:: Recorded information ::

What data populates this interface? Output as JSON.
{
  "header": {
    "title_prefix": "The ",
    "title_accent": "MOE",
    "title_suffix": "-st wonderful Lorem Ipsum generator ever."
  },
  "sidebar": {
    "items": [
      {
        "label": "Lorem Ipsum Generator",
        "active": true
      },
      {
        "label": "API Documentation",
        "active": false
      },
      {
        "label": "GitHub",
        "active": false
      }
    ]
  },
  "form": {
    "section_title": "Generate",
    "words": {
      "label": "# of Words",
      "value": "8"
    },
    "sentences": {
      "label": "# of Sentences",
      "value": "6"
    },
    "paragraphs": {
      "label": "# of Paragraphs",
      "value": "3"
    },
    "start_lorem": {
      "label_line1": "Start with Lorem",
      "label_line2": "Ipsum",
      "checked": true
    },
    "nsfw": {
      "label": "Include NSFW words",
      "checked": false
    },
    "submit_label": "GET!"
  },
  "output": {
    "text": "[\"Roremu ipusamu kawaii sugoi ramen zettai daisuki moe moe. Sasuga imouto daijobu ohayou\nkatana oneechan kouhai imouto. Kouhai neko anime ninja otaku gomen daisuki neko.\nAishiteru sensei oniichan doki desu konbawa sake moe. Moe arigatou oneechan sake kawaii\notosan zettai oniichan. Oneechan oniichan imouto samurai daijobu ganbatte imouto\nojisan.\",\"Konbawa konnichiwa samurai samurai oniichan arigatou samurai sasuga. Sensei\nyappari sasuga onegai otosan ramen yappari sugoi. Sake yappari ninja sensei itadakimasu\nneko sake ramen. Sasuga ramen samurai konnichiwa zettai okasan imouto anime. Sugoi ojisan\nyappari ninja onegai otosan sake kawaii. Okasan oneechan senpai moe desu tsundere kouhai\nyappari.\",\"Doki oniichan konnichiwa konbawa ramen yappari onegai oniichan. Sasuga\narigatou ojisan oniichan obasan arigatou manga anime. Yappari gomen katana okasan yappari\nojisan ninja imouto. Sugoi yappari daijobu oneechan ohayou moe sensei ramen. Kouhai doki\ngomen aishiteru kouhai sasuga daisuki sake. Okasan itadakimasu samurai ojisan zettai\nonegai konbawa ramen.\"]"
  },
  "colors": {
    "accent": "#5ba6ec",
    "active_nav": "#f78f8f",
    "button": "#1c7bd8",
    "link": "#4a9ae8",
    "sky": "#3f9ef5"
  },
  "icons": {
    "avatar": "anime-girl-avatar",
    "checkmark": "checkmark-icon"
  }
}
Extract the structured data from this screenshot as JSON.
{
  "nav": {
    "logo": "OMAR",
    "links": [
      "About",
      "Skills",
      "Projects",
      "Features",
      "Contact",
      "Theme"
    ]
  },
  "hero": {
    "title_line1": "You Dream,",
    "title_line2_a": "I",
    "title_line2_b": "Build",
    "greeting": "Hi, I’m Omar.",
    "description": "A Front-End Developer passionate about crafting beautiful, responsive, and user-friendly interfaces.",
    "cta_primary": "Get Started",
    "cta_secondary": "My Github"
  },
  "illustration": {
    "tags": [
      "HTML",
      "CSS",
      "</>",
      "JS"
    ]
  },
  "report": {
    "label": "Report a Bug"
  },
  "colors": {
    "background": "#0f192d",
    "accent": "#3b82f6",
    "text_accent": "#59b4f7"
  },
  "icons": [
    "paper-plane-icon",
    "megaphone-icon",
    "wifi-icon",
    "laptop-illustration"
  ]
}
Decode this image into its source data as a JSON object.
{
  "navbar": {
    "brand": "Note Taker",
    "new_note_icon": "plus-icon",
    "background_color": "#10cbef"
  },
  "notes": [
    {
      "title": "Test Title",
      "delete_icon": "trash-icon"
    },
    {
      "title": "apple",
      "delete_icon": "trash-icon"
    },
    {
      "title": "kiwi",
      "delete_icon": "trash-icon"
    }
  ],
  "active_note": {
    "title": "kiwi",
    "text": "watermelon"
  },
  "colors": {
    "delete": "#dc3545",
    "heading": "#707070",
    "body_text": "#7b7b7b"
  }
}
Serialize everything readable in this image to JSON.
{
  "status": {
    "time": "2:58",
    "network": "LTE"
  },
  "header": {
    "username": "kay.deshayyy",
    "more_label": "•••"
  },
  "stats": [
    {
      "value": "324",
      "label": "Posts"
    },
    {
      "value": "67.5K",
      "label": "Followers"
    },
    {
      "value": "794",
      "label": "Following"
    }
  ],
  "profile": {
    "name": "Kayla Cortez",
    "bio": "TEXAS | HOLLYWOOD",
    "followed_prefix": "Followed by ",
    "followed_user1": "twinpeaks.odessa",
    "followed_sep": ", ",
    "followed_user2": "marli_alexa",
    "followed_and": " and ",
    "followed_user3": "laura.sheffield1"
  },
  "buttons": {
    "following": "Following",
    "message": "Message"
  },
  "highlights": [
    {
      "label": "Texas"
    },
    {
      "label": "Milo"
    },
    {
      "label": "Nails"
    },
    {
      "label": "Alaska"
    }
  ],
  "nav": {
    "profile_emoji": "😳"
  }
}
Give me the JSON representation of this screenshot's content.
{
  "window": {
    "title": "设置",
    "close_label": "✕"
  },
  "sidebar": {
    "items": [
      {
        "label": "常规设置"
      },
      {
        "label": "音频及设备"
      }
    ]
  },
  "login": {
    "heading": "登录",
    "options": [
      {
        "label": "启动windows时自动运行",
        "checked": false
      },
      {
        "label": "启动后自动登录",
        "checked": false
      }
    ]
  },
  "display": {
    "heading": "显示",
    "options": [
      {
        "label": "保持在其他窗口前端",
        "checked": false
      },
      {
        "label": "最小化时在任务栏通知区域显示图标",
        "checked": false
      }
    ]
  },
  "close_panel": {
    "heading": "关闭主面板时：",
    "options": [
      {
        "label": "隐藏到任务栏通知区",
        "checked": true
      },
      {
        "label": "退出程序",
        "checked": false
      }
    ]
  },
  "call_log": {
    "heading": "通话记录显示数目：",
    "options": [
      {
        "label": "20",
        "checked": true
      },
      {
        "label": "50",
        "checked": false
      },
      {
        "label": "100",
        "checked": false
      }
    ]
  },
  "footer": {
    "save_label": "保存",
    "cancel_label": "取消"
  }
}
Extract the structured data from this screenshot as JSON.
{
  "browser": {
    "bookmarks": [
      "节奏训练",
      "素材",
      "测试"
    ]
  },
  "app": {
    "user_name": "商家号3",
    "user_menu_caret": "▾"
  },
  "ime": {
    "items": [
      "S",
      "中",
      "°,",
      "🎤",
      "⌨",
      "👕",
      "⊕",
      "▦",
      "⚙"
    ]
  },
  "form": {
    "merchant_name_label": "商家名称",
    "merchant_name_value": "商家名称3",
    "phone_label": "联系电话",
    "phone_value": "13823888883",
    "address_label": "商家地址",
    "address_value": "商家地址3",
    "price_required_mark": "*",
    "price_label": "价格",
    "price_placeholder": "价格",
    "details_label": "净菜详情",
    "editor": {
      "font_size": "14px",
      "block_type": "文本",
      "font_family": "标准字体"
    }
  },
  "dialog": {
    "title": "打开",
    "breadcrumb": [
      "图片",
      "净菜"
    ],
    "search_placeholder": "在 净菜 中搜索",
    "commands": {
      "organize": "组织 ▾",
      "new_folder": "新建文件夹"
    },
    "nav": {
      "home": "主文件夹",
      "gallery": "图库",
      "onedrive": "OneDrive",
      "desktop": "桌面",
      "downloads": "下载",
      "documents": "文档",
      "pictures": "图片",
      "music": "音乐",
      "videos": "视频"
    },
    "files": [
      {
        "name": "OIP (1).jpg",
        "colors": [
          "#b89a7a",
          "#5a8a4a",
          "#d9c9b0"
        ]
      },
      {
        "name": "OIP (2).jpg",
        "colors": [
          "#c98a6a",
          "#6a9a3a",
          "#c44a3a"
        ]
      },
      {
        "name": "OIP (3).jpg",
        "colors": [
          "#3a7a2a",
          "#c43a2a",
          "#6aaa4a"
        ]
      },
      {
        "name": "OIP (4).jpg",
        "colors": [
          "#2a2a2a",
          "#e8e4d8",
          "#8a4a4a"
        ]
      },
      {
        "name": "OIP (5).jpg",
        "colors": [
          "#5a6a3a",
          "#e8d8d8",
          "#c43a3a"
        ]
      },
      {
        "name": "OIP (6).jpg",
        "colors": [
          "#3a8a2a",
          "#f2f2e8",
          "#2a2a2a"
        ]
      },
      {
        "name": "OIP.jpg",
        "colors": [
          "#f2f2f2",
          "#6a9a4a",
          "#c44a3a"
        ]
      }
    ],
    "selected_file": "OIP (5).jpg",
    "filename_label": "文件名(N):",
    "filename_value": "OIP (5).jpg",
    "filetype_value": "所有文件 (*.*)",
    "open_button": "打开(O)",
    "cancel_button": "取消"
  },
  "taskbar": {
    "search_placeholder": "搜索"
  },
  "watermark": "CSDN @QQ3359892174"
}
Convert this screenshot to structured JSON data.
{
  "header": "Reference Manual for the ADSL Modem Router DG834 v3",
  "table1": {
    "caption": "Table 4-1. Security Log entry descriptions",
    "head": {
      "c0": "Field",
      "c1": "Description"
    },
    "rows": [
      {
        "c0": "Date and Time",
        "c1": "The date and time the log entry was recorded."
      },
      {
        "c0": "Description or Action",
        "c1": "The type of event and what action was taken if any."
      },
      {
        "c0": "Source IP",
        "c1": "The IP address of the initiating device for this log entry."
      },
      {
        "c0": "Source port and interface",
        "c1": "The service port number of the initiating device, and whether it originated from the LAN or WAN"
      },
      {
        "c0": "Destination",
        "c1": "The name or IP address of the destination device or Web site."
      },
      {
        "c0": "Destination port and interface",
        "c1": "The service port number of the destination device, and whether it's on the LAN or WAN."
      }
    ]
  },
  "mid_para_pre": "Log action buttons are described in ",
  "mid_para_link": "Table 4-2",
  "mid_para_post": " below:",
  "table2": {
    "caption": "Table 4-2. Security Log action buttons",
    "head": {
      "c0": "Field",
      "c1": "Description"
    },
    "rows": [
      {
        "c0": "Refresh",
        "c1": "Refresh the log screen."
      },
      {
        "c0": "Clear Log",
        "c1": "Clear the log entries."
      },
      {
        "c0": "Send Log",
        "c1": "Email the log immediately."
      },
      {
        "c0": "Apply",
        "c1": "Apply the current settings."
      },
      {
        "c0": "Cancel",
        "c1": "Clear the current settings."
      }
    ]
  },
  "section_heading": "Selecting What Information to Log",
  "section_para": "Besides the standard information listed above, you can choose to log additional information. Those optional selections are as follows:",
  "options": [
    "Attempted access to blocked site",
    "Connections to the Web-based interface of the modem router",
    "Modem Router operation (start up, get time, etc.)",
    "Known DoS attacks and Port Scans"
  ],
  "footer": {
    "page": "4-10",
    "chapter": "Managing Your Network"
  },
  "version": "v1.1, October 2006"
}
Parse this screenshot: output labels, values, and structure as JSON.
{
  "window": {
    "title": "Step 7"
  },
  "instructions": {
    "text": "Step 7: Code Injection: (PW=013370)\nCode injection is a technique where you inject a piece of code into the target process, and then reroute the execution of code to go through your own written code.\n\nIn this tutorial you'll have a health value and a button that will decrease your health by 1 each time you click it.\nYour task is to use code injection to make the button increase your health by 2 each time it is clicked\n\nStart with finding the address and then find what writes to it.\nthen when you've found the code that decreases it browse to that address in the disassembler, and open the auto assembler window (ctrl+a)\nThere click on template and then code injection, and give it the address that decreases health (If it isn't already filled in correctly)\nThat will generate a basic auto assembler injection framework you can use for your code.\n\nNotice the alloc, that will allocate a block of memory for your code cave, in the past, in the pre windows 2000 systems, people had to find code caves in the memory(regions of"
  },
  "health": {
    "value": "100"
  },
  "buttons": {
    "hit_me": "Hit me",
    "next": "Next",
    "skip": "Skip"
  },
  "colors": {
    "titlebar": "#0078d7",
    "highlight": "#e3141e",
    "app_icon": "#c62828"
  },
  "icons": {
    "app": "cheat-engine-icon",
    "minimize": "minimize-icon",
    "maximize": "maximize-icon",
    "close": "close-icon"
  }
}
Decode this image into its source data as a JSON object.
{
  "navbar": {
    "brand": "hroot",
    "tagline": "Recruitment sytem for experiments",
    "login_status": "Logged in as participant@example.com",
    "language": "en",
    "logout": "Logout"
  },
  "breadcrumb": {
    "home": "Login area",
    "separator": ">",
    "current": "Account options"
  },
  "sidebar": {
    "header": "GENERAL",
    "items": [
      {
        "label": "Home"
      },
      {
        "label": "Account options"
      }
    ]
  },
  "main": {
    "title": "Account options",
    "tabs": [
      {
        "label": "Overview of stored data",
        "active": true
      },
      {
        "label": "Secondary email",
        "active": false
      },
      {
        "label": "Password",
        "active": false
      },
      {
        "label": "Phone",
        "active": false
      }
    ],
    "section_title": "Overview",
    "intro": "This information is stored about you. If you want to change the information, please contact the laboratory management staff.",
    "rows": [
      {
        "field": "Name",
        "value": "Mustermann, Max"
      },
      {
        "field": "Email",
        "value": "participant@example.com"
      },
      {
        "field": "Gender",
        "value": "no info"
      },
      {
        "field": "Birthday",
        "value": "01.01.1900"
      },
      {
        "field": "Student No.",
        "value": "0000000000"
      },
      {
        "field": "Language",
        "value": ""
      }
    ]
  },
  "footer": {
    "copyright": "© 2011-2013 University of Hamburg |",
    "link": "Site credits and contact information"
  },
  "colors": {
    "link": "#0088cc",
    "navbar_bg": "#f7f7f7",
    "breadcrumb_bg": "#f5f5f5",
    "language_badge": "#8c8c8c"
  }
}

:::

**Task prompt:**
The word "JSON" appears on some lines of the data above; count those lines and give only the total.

**Result of the exercise:**
9